**Exercise details**
Copy every record below exactly as it stands.

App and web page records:
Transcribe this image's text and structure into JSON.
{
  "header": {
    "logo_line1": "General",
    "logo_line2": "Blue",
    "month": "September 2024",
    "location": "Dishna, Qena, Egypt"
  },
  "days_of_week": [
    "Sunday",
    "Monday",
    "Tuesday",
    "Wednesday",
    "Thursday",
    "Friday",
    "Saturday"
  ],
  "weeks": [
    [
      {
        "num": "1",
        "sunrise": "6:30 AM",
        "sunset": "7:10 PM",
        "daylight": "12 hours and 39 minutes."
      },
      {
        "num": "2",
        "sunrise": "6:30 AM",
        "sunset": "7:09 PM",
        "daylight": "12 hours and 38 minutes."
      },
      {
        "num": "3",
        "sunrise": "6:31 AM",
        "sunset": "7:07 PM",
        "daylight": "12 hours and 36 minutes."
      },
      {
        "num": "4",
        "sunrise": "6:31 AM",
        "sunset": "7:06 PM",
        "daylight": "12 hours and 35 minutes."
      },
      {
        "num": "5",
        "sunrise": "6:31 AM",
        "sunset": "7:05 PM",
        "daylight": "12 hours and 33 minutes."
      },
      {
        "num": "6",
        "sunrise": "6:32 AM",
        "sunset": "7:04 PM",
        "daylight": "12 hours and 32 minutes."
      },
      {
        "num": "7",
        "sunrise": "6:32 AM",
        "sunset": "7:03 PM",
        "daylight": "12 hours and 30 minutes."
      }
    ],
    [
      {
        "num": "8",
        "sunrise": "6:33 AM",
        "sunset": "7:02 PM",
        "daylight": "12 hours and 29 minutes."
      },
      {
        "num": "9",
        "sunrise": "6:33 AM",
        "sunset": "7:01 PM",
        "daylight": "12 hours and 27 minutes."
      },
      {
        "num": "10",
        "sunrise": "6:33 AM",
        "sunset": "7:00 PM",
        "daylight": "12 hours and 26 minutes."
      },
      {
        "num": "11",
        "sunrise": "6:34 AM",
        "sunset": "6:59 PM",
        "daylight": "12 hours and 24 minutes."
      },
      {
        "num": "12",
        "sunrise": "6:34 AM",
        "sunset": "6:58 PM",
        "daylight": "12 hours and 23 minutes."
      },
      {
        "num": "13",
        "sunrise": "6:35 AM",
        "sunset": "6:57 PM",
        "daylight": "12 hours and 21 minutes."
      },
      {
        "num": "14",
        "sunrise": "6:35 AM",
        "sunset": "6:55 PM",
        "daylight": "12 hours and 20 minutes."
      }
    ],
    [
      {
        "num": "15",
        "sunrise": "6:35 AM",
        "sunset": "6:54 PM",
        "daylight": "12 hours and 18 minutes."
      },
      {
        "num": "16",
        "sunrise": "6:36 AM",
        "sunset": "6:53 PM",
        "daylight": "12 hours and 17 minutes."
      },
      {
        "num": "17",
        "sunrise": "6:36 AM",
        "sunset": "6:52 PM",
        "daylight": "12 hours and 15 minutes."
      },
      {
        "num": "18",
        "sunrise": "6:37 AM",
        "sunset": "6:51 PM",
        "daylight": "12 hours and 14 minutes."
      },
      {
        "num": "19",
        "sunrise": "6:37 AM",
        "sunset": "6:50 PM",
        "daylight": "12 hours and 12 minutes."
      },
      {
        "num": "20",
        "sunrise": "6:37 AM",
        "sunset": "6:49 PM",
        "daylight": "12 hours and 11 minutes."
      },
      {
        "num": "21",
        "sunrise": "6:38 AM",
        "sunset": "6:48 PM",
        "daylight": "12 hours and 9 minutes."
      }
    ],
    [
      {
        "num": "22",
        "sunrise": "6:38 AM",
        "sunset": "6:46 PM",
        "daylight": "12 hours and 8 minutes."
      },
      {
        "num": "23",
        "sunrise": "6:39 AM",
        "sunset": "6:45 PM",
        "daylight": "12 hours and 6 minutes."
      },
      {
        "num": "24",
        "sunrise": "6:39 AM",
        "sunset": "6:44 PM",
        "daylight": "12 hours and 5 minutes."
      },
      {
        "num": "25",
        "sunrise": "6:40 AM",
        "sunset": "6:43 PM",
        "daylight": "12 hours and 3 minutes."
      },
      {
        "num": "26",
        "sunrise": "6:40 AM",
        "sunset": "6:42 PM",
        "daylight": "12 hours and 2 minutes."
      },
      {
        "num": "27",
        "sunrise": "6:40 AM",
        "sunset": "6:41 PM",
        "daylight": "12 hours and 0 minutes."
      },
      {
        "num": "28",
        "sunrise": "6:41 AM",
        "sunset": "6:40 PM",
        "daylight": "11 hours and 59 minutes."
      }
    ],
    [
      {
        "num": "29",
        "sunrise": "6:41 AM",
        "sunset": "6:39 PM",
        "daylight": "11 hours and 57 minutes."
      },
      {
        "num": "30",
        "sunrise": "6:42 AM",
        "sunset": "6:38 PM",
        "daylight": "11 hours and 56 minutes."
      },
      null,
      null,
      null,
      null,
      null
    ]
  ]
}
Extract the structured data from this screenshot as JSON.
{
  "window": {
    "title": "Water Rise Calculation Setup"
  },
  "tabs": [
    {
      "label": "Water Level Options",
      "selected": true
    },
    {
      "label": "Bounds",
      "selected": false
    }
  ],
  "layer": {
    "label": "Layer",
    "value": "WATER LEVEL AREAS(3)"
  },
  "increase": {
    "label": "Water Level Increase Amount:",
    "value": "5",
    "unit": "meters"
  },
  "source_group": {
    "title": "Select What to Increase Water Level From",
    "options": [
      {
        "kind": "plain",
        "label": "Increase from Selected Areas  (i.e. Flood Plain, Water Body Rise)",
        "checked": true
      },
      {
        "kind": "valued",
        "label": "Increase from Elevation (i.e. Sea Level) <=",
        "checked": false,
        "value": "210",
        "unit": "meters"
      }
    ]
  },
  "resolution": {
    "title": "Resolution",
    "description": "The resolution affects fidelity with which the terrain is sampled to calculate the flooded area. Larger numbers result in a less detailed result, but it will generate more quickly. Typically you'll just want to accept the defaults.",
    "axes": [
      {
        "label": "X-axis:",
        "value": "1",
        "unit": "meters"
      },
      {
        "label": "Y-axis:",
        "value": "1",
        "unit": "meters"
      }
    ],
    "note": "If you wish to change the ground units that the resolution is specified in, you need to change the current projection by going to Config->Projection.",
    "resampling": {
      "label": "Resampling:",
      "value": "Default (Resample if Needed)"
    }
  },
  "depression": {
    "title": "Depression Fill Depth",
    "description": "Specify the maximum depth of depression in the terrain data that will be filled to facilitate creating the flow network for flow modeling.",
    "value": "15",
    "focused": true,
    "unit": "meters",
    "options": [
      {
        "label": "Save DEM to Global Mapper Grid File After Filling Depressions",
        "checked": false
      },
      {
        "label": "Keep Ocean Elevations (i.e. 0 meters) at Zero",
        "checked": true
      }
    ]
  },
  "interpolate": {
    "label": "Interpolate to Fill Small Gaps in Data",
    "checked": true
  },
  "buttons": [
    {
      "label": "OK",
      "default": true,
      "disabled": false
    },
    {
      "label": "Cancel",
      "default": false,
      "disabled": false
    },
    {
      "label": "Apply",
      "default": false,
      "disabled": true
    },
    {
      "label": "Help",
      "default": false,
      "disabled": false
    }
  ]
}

**Reply**
Transcribe this image's text and structure into JSON.
{
  "header": {
    "logo_line1": "General",
    "logo_line2": "Blue",
    "month": "September 2024",
    "location": "Dishna, Qena, Egypt"
  },
  "days_of_week": [
    "Sunday",
    "Monday",
    "Tuesday",
    "Wednesday",
    "Thursday",
    "Friday",
    "Saturday"
  ],
  "weeks": [
    [
      {
        "num": "1",
        "sunrise": "6:30 AM",
        "sunset": "7:10 PM",
        "daylight": "12 hours and 39 minutes."
      },
      {
        "num": "2",
        "sunrise": "6:30 AM",
        "sunset": "7:09 PM",
        "daylight": "12 hours and 38 minutes."
      },
      {
        "num": "3",
        "sunrise": "6:31 AM",
        "sunset": "7:07 PM",
        "daylight": "12 hours and 36 minutes."
      },
      {
        "num": "4",
        "sunrise": "6:31 AM",
        "sunset": "7:06 PM",
        "daylight": "12 hours and 35 minutes."
      },
      {
        "num": "5",
        "sunrise": "6:31 AM",
        "sunset": "7:05 PM",
        "daylight": "12 hours and 33 minutes."
      },
      {
        "num": "6",
        "sunrise": "6:32 AM",
        "sunset": "7:04 PM",
        "daylight": "12 hours and 32 minutes."
      },
      {
        "num": "7",
        "sunrise": "6:32 AM",
        "sunset": "7:03 PM",
        "daylight": "12 hours and 30 minutes."
      }
    ],
    [
      {
        "num": "8",
        "sunrise": "6:33 AM",
        "sunset": "7:02 PM",
        "daylight": "12 hours and 29 minutes."
      },
      {
        "num": "9",
        "sunrise": "6:33 AM",
        "sunset": "7:01 PM",
        "daylight": "12 hours and 27 minutes."
      },
      {
        "num": "10",
        "sunrise": "6:33 AM",
        "sunset": "7:00 PM",
        "daylight": "12 hours and 26 minutes."
      },
      {
        "num": "11",
        "sunrise": "6:34 AM",
        "sunset": "6:59 PM",
        "daylight": "12 hours and 24 minutes."
      },
      {
        "num": "12",
        "sunrise": "6:34 AM",
        "sunset": "6:58 PM",
        "daylight": "12 hours and 23 minutes."
      },
      {
        "num": "13",
        "sunrise": "6:35 AM",
        "sunset": "6:57 PM",
        "daylight": "12 hours and 21 minutes."
      },
      {
        "num": "14",
        "sunrise": "6:35 AM",
        "sunset": "6:55 PM",
        "daylight": "12 hours and 20 minutes."
      }
    ],
    [
      {
        "num": "15",
        "sunrise": "6:35 AM",
        "sunset": "6:54 PM",
        "daylight": "12 hours and 18 minutes."
      },
      {
        "num": "16",
        "sunrise": "6:36 AM",
        "sunset": "6:53 PM",
        "daylight": "12 hours and 17 minutes."
      },
      {
        "num": "17",
        "sunrise": "6:36 AM",
        "sunset": "6:52 PM",
        "daylight": "12 hours and 15 minutes."
      },
      {
        "num": "18",
        "sunrise": "6:37 AM",
        "sunset": "6:51 PM",
        "daylight": "12 hours and 14 minutes."
      },
      {
        "num": "19",
        "sunrise": "6:37 AM",
        "sunset": "6:50 PM",
        "daylight": "12 hours and 12 minutes."
      },
      {
        "num": "20",
        "sunrise": "6:37 AM",
        "sunset": "6:49 PM",
        "daylight": "12 hours and 11 minutes."
      },
      {
        "num": "21",
        "sunrise": "6:38 AM",
        "sunset": "6:48 PM",
        "daylight": "12 hours and 9 minutes."
      }
    ],
    [
      {
        "num": "22",
        "sunrise": "6:38 AM",
        "sunset": "6:46 PM",
        "daylight": "12 hours and 8 minutes."
      },
      {
        "num": "23",
        "sunrise": "6:39 AM",
        "sunset": "6:45 PM",
        "daylight": "12 hours and 6 minutes."
      },
      {
        "num": "24",
        "sunrise": "6:39 AM",
        "sunset": "6:44 PM",
        "daylight": "12 hours and 5 minutes."
      },
      {
        "num": "25",
        "sunrise": "6:40 AM",
        "sunset": "6:43 PM",
        "daylight": "12 hours and 3 minutes."
      },
      {
        "num": "26",
        "sunrise": "6:40 AM",
        "sunset": "6:42 PM",
        "daylight": "12 hours and 2 minutes."
      },
      {
        "num": "27",
        "sunrise": "6:40 AM",
        "sunset": "6:41 PM",
        "daylight": "12 hours and 0 minutes."
      },
      {
        "num": "28",
        "sunrise": "6:41 AM",
        "sunset": "6:40 PM",
        "daylight": "11 hours and 59 minutes."
      }
    ],
    [
      {
        "num": "29",
        "sunrise": "6:41 AM",
        "sunset": "6:39 PM",
        "daylight": "11 hours and 57 minutes."
      },
      {
        "num": "30",
        "sunrise": "6:42 AM",
        "sunset": "6:38 PM",
        "daylight": "11 hours and 56 minutes."
      },
      null,
      null,
      null,
      null,
      null
    ]
  ]
}
Extract the structured data from this screenshot as JSON.
{
  "window": {
    "title": "Water Rise Calculation Setup"
  },
  "tabs": [
    {
      "label": "Water Level Options",
      "selected": true
    },
    {
      "label": "Bounds",
      "selected": false
    }
  ],
  "layer": {
    "label": "Layer",
    "value": "WATER LEVEL AREAS(3)"
  },
  "increase": {
    "label": "Water Level Increase Amount:",
    "value": "5",
    "unit": "meters"
  },
  "source_group": {
    "title": "Select What to Increase Water Level From",
    "options": [
      {
        "kind": "plain",
        "label": "Increase from Selected Areas  (i.e. Flood Plain, Water Body Rise)",
        "checked": true
      },
      {
        "kind": "valued",
        "label": "Increase from Elevation (i.e. Sea Level) <=",
        "checked": false,
        "value": "210",
        "unit": "meters"
      }
    ]
  },
  "resolution": {
    "title": "Resolution",
    "description": "The resolution affects fidelity with which the terrain is sampled to calculate the flooded area. Larger numbers result in a less detailed result, but it will generate more quickly. Typically you'll just want to accept the defaults.",
    "axes": [
      {
        "label": "X-axis:",
        "value": "1",
        "unit": "meters"
      },
      {
        "label": "Y-axis:",
        "value": "1",
        "unit": "meters"
      }
    ],
    "note": "If you wish to change the ground units that the resolution is specified in, you need to change the current projection by going to Config->Projection.",
    "resampling": {
      "label": "Resampling:",
      "value": "Default (Resample if Needed)"
    }
  },
  "depression": {
    "title": "Depression Fill Depth",
    "description": "Specify the maximum depth of depression in the terrain data that will be filled to facilitate creating the flow network for flow modeling.",
    "value": "15",
    "focused": true,
    "unit": "meters",
    "options": [
      {
        "label": "Save DEM to Global Mapper Grid File After Filling Depressions",
        "checked": false
      },
      {
        "label": "Keep Ocean Elevations (i.e. 0 meters) at Zero",
        "checked": true
      }
    ]
  },
  "interpolate": {
    "label": "Interpolate to Fill Small Gaps in Data",
    "checked": true
  },
  "buttons": [
    {
      "label": "OK",
      "default": true,
      "disabled": false
    },
    {
      "label": "Cancel",
      "default": false,
      "disabled": false
    },
    {
      "label": "Apply",
      "default": false,
      "disabled": true
    },
    {
      "label": "Help",
      "default": false,
      "disabled": false
    }
  ]
}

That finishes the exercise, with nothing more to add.